DATA FOR PROCESSING.

>>>>>

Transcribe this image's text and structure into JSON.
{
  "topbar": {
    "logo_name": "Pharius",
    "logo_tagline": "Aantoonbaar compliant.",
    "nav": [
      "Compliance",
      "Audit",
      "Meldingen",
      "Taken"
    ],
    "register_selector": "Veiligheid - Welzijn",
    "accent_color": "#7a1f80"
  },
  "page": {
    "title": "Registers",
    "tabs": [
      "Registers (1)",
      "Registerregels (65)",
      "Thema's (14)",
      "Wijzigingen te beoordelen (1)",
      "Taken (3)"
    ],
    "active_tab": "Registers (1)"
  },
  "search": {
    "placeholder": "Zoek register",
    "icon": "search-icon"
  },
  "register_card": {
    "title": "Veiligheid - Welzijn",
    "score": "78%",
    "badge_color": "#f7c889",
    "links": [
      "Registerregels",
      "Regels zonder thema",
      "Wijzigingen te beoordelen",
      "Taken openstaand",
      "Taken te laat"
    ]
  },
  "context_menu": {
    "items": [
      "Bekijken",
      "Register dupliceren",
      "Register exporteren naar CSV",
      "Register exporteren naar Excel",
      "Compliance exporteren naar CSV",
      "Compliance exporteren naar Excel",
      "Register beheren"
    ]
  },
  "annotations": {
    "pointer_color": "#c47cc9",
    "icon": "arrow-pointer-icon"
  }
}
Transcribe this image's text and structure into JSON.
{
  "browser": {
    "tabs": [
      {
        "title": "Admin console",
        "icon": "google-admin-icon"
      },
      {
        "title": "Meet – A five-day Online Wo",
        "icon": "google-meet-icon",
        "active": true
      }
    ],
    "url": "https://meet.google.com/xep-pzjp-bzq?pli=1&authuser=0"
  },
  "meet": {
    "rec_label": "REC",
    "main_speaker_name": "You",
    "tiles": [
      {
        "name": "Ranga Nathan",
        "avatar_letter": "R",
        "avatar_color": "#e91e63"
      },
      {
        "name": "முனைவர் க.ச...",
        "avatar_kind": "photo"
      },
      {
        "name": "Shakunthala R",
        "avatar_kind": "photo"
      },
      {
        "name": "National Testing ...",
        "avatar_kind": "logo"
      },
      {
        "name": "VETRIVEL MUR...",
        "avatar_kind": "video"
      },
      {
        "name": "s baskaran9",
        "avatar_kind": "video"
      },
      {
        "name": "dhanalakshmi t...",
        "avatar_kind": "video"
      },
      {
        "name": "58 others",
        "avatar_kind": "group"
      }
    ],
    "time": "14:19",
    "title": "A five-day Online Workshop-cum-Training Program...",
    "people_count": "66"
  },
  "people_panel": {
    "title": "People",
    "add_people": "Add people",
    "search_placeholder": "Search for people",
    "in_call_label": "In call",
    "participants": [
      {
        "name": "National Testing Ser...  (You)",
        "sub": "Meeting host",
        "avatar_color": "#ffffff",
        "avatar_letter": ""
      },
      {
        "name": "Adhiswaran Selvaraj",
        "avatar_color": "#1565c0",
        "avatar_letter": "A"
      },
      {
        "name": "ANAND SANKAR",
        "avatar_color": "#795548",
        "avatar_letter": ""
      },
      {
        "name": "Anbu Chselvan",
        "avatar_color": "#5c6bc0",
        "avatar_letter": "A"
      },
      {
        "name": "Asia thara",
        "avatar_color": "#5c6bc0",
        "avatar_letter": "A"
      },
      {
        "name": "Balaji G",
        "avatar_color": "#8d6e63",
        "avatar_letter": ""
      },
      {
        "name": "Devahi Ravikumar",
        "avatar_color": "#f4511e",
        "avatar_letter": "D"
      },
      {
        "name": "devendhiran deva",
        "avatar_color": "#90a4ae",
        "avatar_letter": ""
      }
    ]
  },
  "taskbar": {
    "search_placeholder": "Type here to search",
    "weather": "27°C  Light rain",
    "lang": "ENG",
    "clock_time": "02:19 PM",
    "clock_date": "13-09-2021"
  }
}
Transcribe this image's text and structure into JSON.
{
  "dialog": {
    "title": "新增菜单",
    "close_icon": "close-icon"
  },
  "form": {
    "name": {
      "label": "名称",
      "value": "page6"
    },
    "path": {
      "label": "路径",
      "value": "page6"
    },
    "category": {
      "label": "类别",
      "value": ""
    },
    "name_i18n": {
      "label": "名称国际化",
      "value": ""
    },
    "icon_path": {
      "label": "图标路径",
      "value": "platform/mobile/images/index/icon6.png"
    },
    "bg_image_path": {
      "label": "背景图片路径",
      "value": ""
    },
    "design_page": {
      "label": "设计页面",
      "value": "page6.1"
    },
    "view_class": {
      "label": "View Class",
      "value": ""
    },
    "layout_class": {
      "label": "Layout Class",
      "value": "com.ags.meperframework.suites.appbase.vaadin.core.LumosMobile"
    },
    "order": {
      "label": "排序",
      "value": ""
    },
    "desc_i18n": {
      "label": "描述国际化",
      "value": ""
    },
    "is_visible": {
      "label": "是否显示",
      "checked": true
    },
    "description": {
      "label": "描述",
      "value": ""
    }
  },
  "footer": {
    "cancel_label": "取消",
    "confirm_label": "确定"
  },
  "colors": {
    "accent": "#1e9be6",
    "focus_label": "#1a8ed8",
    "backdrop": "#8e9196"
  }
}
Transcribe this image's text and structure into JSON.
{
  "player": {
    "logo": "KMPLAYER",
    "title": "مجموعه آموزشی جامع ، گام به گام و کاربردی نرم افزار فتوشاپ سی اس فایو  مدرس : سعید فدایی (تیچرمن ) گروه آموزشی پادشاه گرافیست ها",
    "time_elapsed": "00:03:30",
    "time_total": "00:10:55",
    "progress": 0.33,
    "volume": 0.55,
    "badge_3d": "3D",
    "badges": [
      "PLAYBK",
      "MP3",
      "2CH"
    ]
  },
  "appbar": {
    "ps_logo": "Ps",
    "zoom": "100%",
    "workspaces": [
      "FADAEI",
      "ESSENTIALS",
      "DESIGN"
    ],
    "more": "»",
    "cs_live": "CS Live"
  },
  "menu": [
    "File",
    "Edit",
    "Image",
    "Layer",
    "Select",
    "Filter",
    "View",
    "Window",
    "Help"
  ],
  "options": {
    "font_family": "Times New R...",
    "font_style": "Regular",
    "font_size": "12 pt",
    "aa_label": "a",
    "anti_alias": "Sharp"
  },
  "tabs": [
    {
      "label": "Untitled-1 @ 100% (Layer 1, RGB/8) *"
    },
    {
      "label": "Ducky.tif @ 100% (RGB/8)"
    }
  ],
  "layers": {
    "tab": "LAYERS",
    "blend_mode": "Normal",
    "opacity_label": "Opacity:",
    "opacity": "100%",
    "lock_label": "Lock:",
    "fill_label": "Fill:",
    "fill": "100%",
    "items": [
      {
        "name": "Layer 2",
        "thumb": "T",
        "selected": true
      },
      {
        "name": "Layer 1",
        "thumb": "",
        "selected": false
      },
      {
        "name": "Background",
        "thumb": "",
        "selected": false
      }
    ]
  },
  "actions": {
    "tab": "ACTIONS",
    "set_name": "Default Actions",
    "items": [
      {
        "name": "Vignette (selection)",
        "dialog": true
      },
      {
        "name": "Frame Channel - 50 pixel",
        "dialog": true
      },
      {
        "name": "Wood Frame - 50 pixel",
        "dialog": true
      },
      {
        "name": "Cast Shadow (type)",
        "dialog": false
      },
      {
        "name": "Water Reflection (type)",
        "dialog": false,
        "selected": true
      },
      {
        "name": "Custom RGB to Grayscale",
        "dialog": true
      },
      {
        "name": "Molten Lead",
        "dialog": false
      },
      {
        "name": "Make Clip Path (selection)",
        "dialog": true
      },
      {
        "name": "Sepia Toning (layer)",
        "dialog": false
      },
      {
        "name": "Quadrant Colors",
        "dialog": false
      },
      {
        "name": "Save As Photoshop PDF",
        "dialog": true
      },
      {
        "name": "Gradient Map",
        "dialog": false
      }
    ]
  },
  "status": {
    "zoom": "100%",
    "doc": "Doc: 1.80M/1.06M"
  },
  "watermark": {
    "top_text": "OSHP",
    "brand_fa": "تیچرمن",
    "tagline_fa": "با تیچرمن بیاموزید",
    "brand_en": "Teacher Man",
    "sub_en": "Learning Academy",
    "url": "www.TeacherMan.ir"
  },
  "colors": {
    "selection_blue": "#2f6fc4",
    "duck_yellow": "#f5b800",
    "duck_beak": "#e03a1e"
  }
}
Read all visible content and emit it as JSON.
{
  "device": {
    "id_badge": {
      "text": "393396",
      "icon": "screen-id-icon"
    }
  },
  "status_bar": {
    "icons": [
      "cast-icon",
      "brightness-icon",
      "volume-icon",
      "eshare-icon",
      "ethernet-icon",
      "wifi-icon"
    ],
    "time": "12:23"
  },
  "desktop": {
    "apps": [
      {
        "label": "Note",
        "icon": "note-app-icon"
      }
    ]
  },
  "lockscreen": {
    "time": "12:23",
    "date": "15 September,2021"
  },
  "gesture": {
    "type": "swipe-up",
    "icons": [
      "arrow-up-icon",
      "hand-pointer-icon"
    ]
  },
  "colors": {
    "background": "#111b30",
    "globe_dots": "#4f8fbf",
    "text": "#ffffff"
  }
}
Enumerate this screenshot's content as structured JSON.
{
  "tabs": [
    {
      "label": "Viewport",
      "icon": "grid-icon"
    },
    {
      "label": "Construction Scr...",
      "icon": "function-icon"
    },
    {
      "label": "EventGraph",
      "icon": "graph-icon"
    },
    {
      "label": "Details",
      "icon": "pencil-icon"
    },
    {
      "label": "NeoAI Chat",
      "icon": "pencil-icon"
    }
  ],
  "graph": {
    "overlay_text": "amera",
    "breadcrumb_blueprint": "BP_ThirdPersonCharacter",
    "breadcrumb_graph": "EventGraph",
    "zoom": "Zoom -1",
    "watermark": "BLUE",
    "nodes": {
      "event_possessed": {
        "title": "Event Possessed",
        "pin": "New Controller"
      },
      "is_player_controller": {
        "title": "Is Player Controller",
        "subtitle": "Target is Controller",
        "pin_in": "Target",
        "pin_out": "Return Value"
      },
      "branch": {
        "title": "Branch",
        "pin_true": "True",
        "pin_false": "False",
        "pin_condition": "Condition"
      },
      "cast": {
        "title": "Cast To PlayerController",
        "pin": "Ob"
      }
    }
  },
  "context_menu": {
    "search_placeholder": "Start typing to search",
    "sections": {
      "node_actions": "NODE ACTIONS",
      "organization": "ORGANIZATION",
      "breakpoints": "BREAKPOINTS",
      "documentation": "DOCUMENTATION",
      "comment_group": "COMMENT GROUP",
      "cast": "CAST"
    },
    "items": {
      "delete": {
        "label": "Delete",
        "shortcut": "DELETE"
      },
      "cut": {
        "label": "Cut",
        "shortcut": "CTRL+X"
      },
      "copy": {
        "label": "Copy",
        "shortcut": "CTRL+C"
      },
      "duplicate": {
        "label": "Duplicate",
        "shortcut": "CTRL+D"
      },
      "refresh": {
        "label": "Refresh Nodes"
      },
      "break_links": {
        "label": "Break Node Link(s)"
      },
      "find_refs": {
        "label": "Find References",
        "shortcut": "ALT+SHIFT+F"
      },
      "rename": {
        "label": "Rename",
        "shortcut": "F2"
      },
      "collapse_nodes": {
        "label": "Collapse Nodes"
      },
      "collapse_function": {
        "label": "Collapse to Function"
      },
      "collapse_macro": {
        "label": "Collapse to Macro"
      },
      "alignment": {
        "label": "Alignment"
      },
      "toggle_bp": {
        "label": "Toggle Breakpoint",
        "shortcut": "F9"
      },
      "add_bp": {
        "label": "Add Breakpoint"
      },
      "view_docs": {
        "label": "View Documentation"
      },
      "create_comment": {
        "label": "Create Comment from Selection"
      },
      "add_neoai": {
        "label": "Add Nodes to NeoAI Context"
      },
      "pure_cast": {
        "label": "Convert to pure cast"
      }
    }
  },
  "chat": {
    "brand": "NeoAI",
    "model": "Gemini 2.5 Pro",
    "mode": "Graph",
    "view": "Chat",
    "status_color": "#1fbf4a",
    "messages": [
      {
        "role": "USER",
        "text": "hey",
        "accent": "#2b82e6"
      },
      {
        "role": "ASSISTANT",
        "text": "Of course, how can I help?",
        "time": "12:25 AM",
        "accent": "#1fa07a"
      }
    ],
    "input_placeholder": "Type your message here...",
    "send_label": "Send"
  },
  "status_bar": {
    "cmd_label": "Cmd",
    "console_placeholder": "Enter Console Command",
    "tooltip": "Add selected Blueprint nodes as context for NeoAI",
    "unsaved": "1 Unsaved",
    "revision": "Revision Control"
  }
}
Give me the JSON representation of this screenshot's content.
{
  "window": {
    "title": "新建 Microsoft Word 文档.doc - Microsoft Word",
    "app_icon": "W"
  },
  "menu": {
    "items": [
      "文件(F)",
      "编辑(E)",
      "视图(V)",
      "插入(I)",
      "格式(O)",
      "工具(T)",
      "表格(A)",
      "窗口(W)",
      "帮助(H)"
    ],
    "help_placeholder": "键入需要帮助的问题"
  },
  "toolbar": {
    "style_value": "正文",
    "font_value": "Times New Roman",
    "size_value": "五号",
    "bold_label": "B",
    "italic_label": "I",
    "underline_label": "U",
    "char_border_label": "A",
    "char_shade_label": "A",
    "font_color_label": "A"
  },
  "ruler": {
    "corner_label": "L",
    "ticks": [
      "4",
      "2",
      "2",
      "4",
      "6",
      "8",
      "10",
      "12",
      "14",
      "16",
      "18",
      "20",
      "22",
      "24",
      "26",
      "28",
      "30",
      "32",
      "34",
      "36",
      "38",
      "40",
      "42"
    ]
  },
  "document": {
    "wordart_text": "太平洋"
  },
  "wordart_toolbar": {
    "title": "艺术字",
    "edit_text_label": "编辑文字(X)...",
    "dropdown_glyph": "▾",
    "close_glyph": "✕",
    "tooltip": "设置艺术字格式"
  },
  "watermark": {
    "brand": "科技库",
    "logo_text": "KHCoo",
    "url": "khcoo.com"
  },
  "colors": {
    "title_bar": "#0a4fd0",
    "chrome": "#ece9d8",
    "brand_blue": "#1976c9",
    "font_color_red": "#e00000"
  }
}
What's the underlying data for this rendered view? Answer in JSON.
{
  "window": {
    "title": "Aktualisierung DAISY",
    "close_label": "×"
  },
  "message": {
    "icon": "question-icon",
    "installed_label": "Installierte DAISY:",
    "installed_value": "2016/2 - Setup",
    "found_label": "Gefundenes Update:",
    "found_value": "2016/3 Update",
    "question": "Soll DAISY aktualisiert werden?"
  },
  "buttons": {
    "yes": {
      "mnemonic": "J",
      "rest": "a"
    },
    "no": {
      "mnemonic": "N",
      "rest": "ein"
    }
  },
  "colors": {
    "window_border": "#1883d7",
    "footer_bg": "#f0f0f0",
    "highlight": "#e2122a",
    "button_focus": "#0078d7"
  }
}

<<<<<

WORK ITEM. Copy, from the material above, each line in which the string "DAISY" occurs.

SOLVED PROBLEM.
    "title": "Aktualisierung DAISY",
    "installed_label": "Installierte DAISY:",
    "question": "Soll DAISY aktualisiert werden?"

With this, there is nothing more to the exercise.